> ACTIVITY
Every record should be restated exactly, with no images included.

Data records for software interfaces
+---+

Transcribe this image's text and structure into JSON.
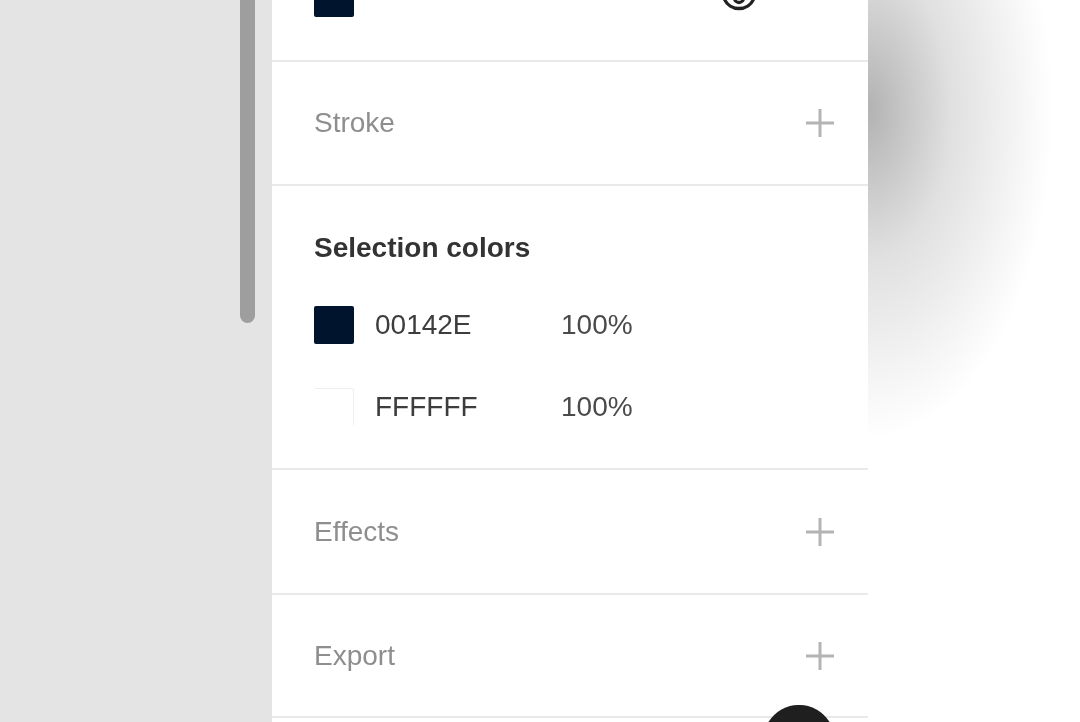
{
  "sections": [
    {
      "kind": "colors",
      "rows": [
        {
          "color": "#00142e",
          "visible": true
        }
      ]
    },
    {
      "kind": "add",
      "title": "Stroke"
    },
    {
      "kind": "colors",
      "title": "Selection colors",
      "rows": [
        {
          "hex": "00142E",
          "opacity": "100%",
          "color": "#00142e"
        },
        {
          "hex": "FFFFFF",
          "opacity": "100%",
          "color": "#ffffff"
        }
      ]
    },
    {
      "kind": "add",
      "title": "Effects"
    },
    {
      "kind": "add",
      "title": "Export"
    }
  ]
}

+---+

> WRITTEN ANSWER
Transcribe this image's text and structure into JSON.
{
  "sections": [
    {
      "kind": "colors",
      "rows": [
        {
          "color": "#00142e",
          "visible": true
        }
      ]
    },
    {
      "kind": "add",
      "title": "Stroke"
    },
    {
      "kind": "colors",
      "title": "Selection colors",
      "rows": [
        {
          "hex": "00142E",
          "opacity": "100%",
          "color": "#00142e"
        },
        {
          "hex": "FFFFFF",
          "opacity": "100%",
          "color": "#ffffff"
        }
      ]
    },
    {
      "kind": "add",
      "title": "Effects"
    },
    {
      "kind": "add",
      "title": "Export"
    }
  ]
}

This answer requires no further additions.